By Kathy Jefcoats
ATLANTA — A former facilities director at Woodruff Arts Center has pleaded guilty to stealing more than $1 million from the popular Atlanta cultural complex.
U.S. Attorney Sally Quillian Yates said Ralph Clark, 42, of Ellenwood faces up to 10 years in prison and up to a $250,000 fine when he is sentenced Aug. 7.
“The Woodruff Arts Center is an important part of the fabric of our community,” said Yates. “This defendant embezzled over $1 million from funds intended for the benefit of our citizens.”
Mark F. Giuliano, special agent in charge in the FBI Atlanta Field Office, said Clark violated the trust of the Center.
“Mr. Clark chose to violate his position of trust at the Woodruff Arts Center,” he said. “In addition, he violated federal law by attempting to profit through arrangements with various contracted vendors. The FBI will continue to provide assistance and investigative resources in such matters that negatively impact our non-profit, cultural institutions such as the Woodruff Arts Center.”
Yates said Clark was promoted to director of facilities at the Center in June 2006. His duties included ensuring that the Center was properly maintained. As director of facilities, he was authorized to approve vendor contracts up to $50,000. While carrying out these duties between November 2005 and October 2012, Clark embezzled more than $1.1 million from the Center, said Yates.
"Clark embezzled the money by submitting invoices for bogus expenses to Woodruff Arts Center’s accounts payable department," she said. "The bogus invoices included invoices from his wife’s business — Lowe’s Services — which was an apartment cleaning business set up by his wife in 2003."
The bogus Lowe’s Services invoices were for goods and services that were never provided to the Center or were performed by Clark himself, said Yates.
"After the accounts payable department received the invoice, they generated checks from their checking account at SunTrust Bank," she said. "Clark would then pick the checks up in person and deposit them into accounts on which he had signatory authority."
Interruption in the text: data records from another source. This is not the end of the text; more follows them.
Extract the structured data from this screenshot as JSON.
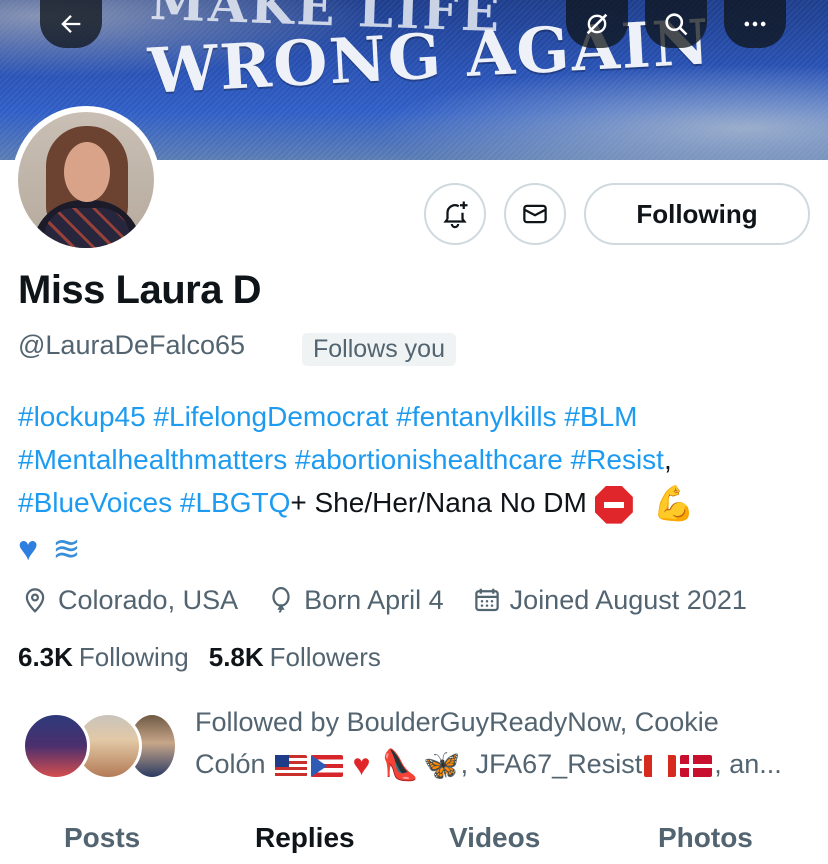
{
  "banner": {
    "text_top": "MAKE LIFE",
    "text_main": "WRONG AGAIN"
  },
  "nav": {
    "back_icon": "arrow-left-icon",
    "grok_icon": "grok-icon",
    "search_icon": "search-icon",
    "more_icon": "more-icon"
  },
  "profile": {
    "display_name": "Miss Laura D",
    "handle": "@LauraDeFalco65",
    "follows_you": "Follows you",
    "following_button": "Following",
    "bio": {
      "line1": [
        "#lockup45",
        "#LifelongDemocrat",
        "#fentanylkills",
        "#BLM"
      ],
      "line2": [
        "#Mentalhealthmatters",
        "#abortionishealthcare",
        "#Resist"
      ],
      "line2_suffix": ",",
      "line3_tags": [
        "#BlueVoices",
        "#LBGTQ"
      ],
      "line3_text": "+ She/Her/Nana No DM",
      "emojis": [
        "stop-sign",
        "flexed-biceps",
        "blue-heart",
        "water-wave"
      ]
    },
    "location": "Colorado, USA",
    "birthday": "Born April 4",
    "joined": "Joined August 2021",
    "following_count": "6.3K",
    "following_label": "Following",
    "followers_count": "5.8K",
    "followers_label": "Followers",
    "followed_by": {
      "prefix": "Followed by BoulderGuyReadyNow, Cookie",
      "line2_name": "Colón",
      "line2_mid": ", JFA67_Resist",
      "line2_end": ", an..."
    }
  },
  "tabs": [
    {
      "label": "Posts",
      "active": false
    },
    {
      "label": "Replies",
      "active": true
    },
    {
      "label": "Videos",
      "active": false
    },
    {
      "label": "Photos",
      "active": false
    }
  ],
  "colors": {
    "link": "#1d9bf0",
    "secondary_text": "#536471",
    "primary_text": "#0f1419",
    "border": "#cfd9de"
  }
}
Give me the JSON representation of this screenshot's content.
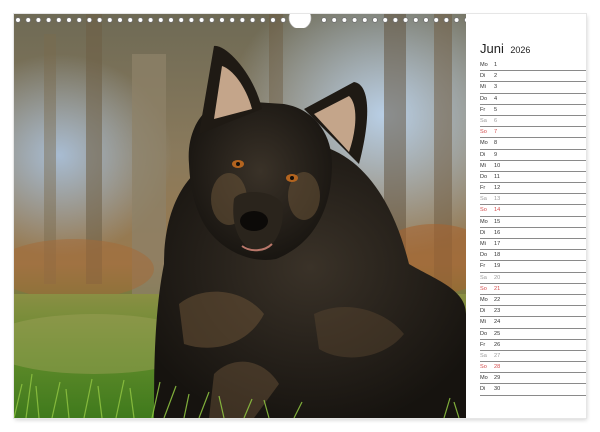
{
  "calendar": {
    "month": "Juni",
    "year": "2026",
    "days": [
      {
        "weekday": "Mo",
        "day": "1",
        "type": "weekday"
      },
      {
        "weekday": "Di",
        "day": "2",
        "type": "weekday"
      },
      {
        "weekday": "Mi",
        "day": "3",
        "type": "weekday"
      },
      {
        "weekday": "Do",
        "day": "4",
        "type": "weekday"
      },
      {
        "weekday": "Fr",
        "day": "5",
        "type": "weekday"
      },
      {
        "weekday": "Sa",
        "day": "6",
        "type": "sat"
      },
      {
        "weekday": "So",
        "day": "7",
        "type": "sun"
      },
      {
        "weekday": "Mo",
        "day": "8",
        "type": "weekday"
      },
      {
        "weekday": "Di",
        "day": "9",
        "type": "weekday"
      },
      {
        "weekday": "Mi",
        "day": "10",
        "type": "weekday"
      },
      {
        "weekday": "Do",
        "day": "11",
        "type": "weekday"
      },
      {
        "weekday": "Fr",
        "day": "12",
        "type": "weekday"
      },
      {
        "weekday": "Sa",
        "day": "13",
        "type": "sat"
      },
      {
        "weekday": "So",
        "day": "14",
        "type": "sun"
      },
      {
        "weekday": "Mo",
        "day": "15",
        "type": "weekday"
      },
      {
        "weekday": "Di",
        "day": "16",
        "type": "weekday"
      },
      {
        "weekday": "Mi",
        "day": "17",
        "type": "weekday"
      },
      {
        "weekday": "Do",
        "day": "18",
        "type": "weekday"
      },
      {
        "weekday": "Fr",
        "day": "19",
        "type": "weekday"
      },
      {
        "weekday": "Sa",
        "day": "20",
        "type": "sat"
      },
      {
        "weekday": "So",
        "day": "21",
        "type": "sun"
      },
      {
        "weekday": "Mo",
        "day": "22",
        "type": "weekday"
      },
      {
        "weekday": "Di",
        "day": "23",
        "type": "weekday"
      },
      {
        "weekday": "Mi",
        "day": "24",
        "type": "weekday"
      },
      {
        "weekday": "Do",
        "day": "25",
        "type": "weekday"
      },
      {
        "weekday": "Fr",
        "day": "26",
        "type": "weekday"
      },
      {
        "weekday": "Sa",
        "day": "27",
        "type": "sat"
      },
      {
        "weekday": "So",
        "day": "28",
        "type": "sun"
      },
      {
        "weekday": "Mo",
        "day": "29",
        "type": "weekday"
      },
      {
        "weekday": "Di",
        "day": "30",
        "type": "weekday"
      }
    ]
  },
  "colors": {
    "sunday": "#d24b4b",
    "saturday": "#9a9a9a",
    "line": "#8a8a8a"
  }
}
Clark also defrauded the Center by requiring another vendor who provided maintenance services to pay him kickbacks based on inflated invoices, said Yates. Clark told the vendor that in order for him to get future work he would have to inflate invoices Clark ultimately submitted to Center by 30 percent, and then give that 30 percent back to Clark, she said.